Parents in Canada today get information and advice from all sides on how they should be raising their kids. Figuring out what’s best is a challenge, especially when ideas about what’s best are in conflict. Parents know too that others will judge them on their choices, and on their practices. The work is hard, and often, they’re managing without much social support.
That is the world that sociologist and writer Gillian Ranson explores in this book. Drawing on interviews with 84 parents across Canada, she describes life on the ground with children ranging from infants to high-schoolers. She sets parents’ experiences in the context of recent research that examines changes in ideas about child development, shifting perceptions of risk, the effects of social media, and the anxiety about “parenting”—as a job, not a relationship—that seems to trouble many parents.
But Ranson also finds parents who value their children’s uniqueness, and want to do what works for them, parents who recognize that children are often more resilient, and more capable, than we give them credit for. The real story, and the focus of the book, is the balance between what’s expected of parents and children (and by whom) and what actually happens in the homes and backyards and neighbourhoods of families across the country.

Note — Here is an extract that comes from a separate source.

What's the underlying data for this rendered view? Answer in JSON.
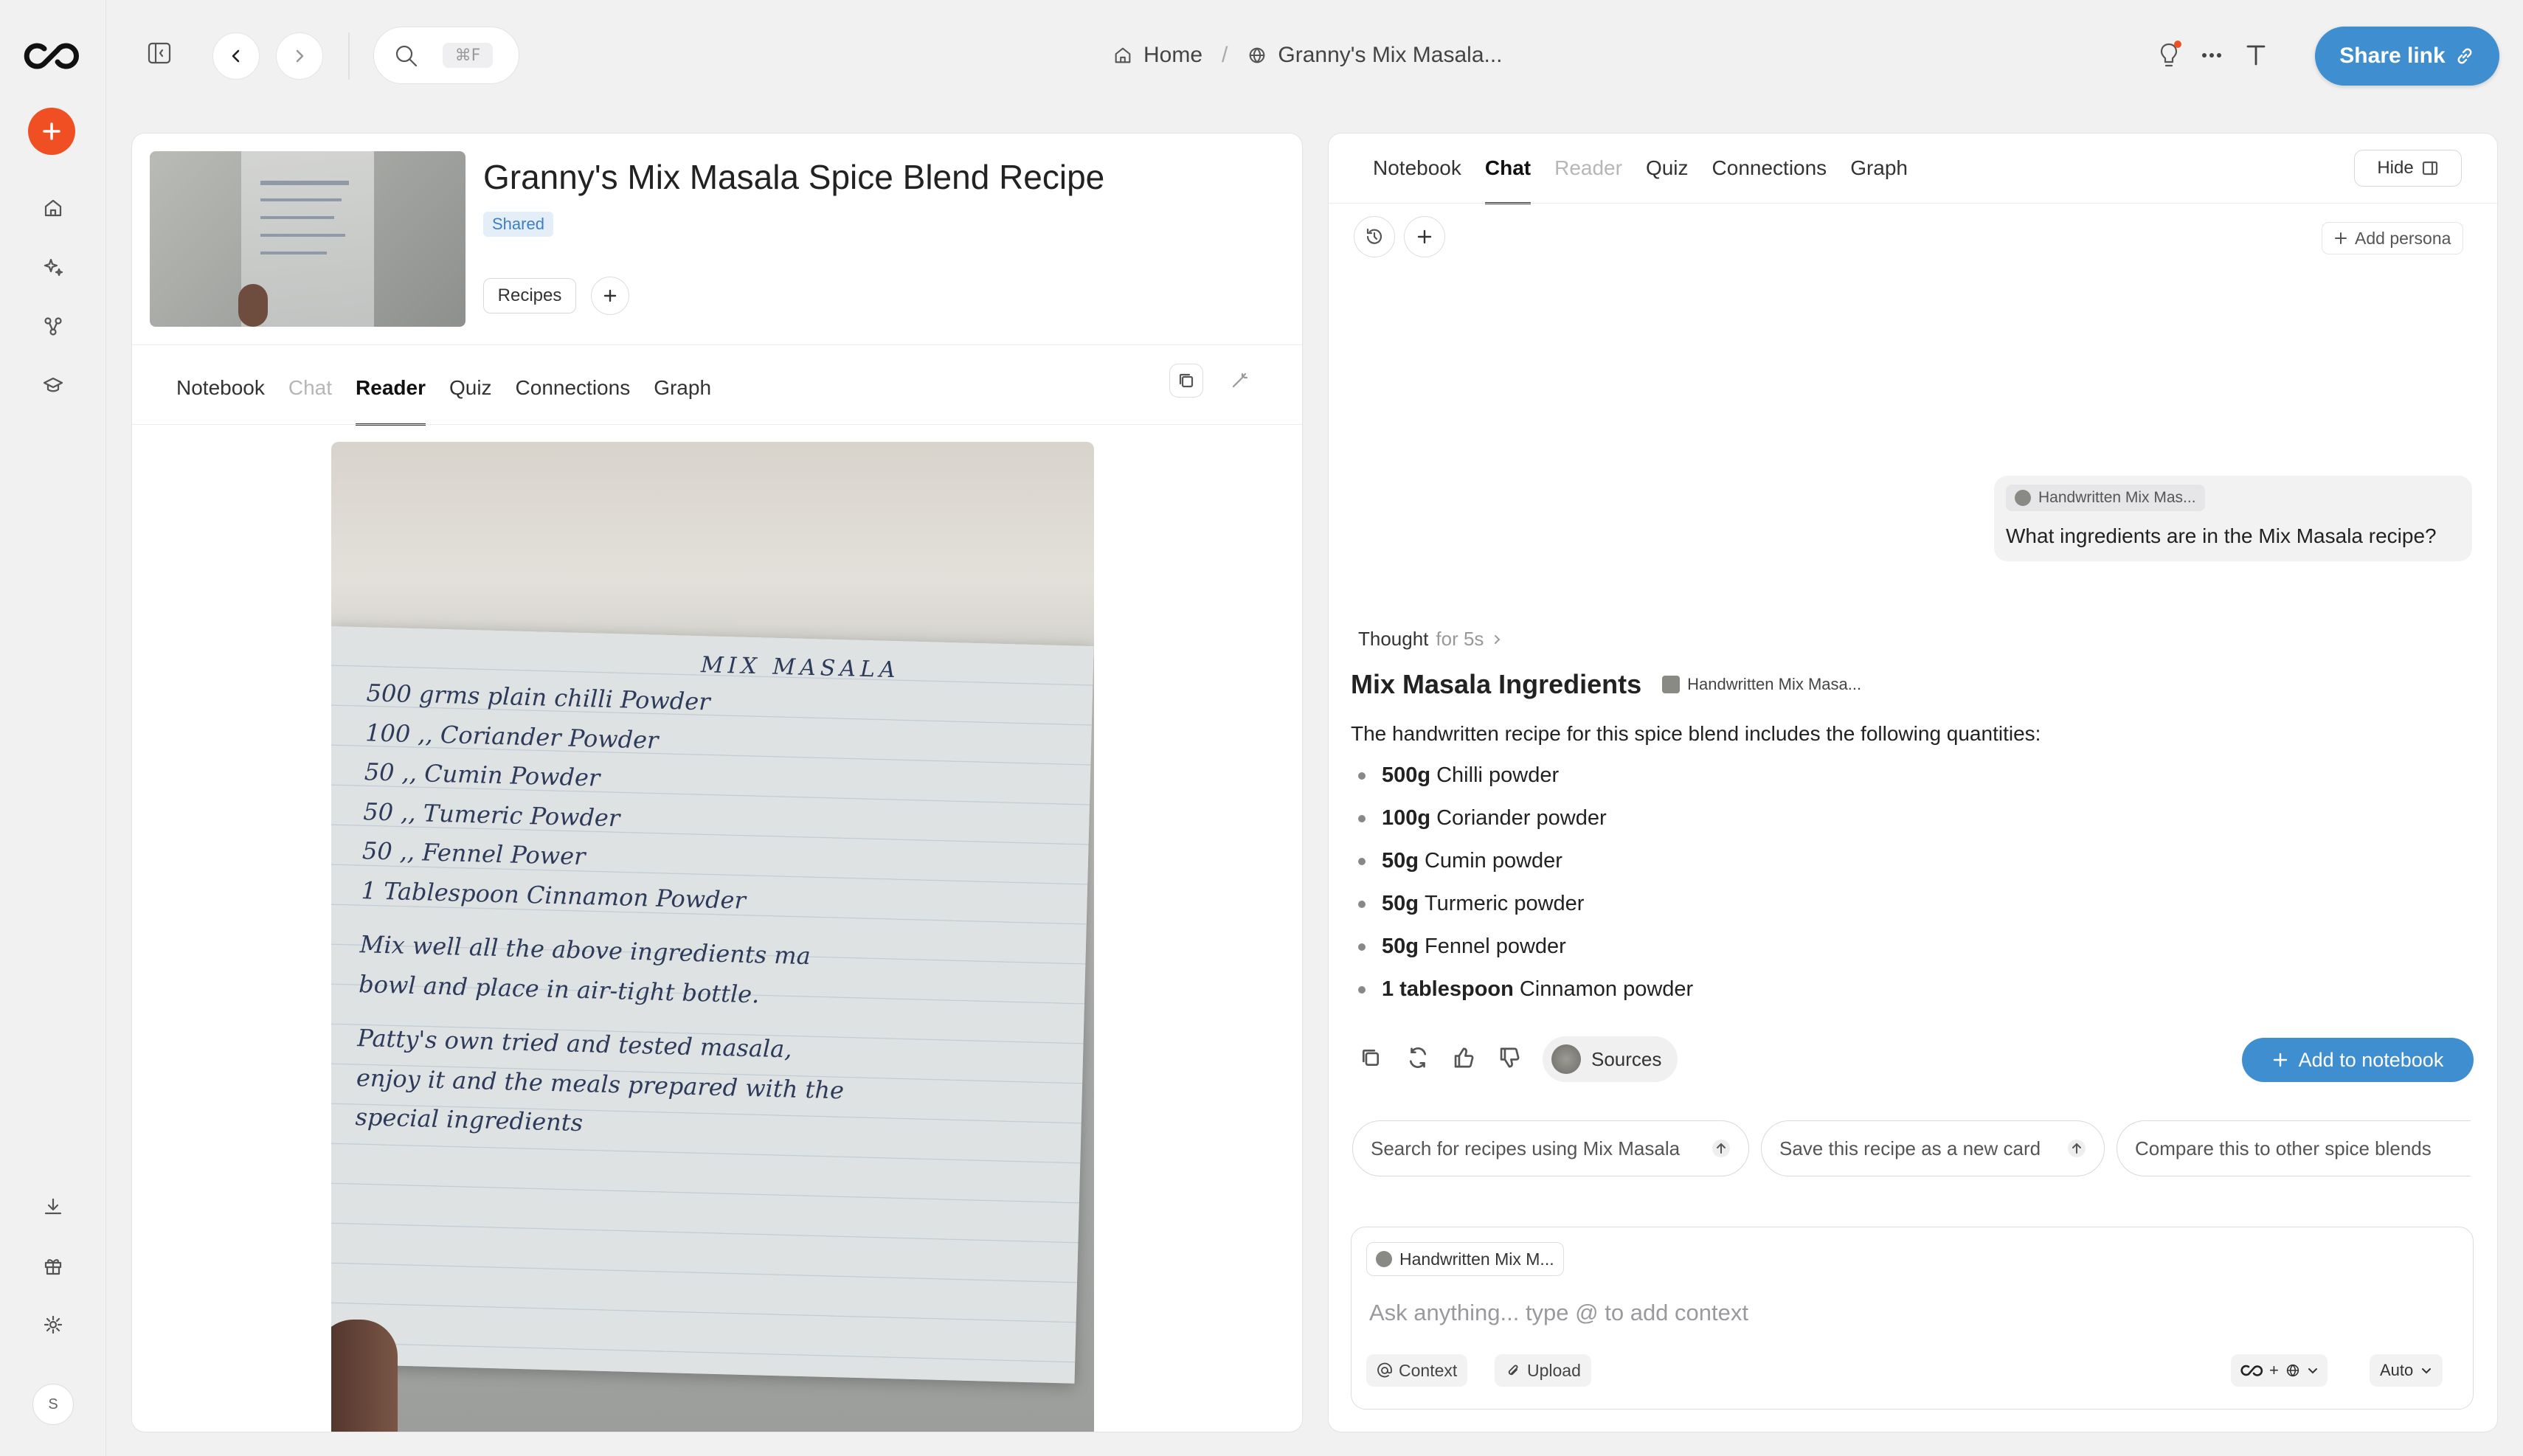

GILLIAN RANSON is a professor emerita of sociology at the University of Calgary. Her publications include Fathering, Masculinity and the Embodiment of Care (London: Palgrave Macmillan 2015) and Against the Grain: Couples, Gender and the Reframing of Parenting (University of Toronto Press, 2010).